Items from a dataset
+++
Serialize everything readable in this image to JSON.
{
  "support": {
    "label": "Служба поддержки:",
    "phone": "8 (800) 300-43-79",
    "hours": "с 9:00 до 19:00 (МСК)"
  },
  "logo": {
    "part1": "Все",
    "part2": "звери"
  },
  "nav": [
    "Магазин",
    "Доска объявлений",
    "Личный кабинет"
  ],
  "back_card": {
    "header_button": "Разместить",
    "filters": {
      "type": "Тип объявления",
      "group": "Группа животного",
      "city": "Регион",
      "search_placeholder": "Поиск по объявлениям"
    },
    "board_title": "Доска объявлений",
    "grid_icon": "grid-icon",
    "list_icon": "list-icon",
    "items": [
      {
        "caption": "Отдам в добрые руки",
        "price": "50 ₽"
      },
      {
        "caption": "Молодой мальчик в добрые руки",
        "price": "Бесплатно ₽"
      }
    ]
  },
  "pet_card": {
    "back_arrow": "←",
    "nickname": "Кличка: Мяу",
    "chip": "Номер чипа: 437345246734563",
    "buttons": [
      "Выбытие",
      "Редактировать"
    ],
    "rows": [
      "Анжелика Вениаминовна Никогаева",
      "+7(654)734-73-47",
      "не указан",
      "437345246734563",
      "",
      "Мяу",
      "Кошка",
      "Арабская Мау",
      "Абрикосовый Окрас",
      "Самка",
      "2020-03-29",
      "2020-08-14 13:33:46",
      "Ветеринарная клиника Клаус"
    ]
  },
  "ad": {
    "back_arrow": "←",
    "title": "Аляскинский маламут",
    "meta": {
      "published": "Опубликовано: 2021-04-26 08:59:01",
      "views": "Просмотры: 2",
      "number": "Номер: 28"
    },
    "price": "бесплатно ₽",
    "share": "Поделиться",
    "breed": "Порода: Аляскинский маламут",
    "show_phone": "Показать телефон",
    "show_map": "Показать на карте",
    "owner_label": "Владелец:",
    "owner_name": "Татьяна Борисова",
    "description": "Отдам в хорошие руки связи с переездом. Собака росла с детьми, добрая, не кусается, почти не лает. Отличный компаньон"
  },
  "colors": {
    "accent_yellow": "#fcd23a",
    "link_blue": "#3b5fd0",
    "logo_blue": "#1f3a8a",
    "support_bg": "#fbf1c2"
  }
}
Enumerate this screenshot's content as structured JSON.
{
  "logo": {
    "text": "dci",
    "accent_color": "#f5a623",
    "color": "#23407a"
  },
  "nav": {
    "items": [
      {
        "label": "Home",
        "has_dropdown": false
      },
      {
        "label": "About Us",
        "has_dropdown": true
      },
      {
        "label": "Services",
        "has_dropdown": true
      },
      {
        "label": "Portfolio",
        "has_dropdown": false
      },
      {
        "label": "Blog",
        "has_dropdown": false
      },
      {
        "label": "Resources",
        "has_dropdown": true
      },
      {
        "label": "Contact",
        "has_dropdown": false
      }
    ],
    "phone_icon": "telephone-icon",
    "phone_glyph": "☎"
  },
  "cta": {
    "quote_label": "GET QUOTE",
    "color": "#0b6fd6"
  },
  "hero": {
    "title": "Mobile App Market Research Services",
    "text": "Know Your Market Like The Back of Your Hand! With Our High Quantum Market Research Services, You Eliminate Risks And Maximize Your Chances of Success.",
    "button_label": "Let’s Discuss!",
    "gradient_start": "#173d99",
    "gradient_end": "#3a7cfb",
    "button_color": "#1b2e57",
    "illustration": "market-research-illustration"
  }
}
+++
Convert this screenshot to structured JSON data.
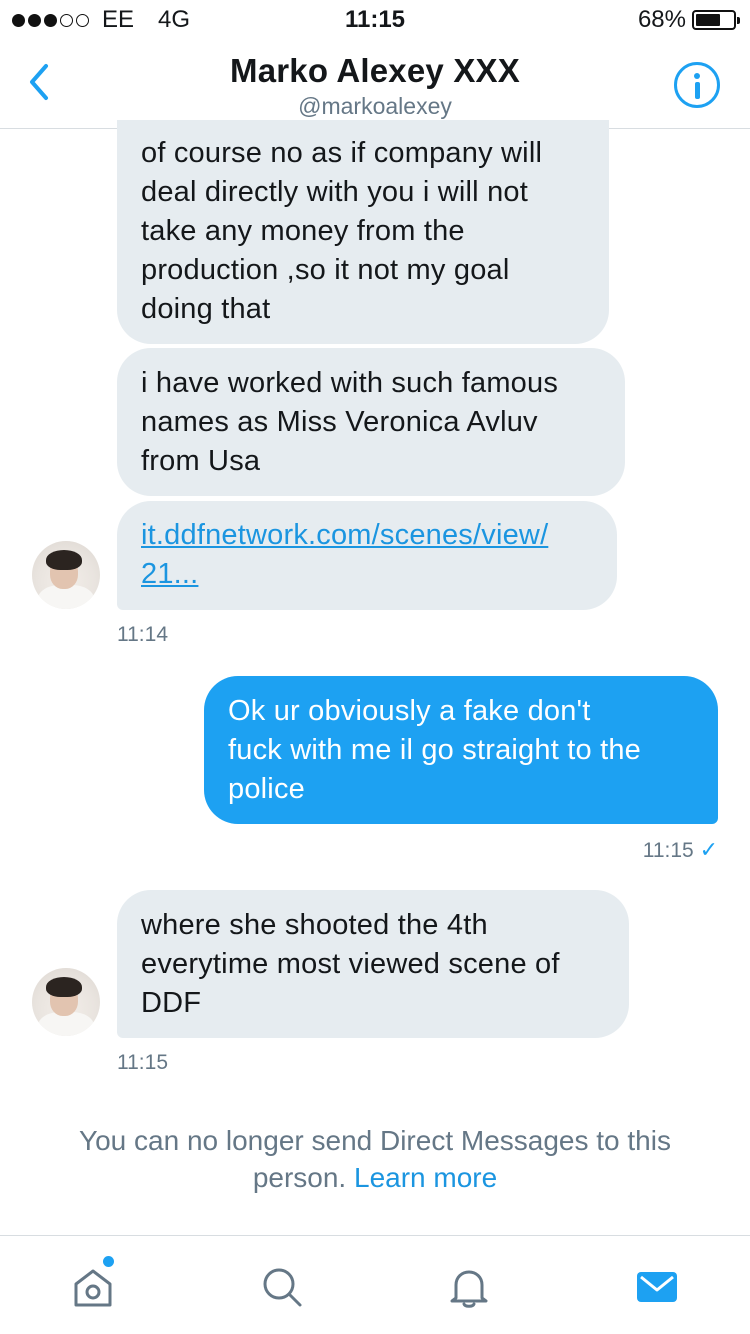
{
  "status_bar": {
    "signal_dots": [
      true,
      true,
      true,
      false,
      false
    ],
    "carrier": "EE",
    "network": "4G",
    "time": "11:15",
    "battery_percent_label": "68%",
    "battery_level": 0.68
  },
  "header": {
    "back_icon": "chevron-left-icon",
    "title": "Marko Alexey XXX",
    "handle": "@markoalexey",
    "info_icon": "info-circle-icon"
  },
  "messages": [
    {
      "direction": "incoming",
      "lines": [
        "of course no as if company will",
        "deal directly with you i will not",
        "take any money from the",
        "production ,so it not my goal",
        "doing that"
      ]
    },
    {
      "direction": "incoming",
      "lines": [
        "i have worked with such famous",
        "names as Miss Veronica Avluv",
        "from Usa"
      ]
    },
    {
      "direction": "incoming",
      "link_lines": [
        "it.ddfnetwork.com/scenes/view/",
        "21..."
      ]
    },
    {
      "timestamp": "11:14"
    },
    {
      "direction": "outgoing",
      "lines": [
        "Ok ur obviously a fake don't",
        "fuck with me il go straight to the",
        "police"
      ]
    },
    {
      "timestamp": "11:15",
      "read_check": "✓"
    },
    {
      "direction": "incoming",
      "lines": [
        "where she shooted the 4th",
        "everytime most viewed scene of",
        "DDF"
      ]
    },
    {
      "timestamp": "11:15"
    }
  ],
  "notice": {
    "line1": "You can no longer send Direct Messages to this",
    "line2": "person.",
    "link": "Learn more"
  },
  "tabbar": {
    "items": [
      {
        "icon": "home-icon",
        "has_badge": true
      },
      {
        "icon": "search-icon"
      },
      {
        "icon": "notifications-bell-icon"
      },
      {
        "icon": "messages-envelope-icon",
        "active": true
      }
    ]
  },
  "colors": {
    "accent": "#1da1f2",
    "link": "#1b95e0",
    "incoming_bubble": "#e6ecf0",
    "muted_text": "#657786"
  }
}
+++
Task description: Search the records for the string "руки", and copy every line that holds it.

Exercise solution:
        "caption": "Отдам в добрые руки",
        "caption": "Молодой мальчик в добрые руки",
    "description": "Отдам в хорошие руки связи с переездом. Собака росла с детьми, добрая, не кусается, почти не лает. Отличный компаньон"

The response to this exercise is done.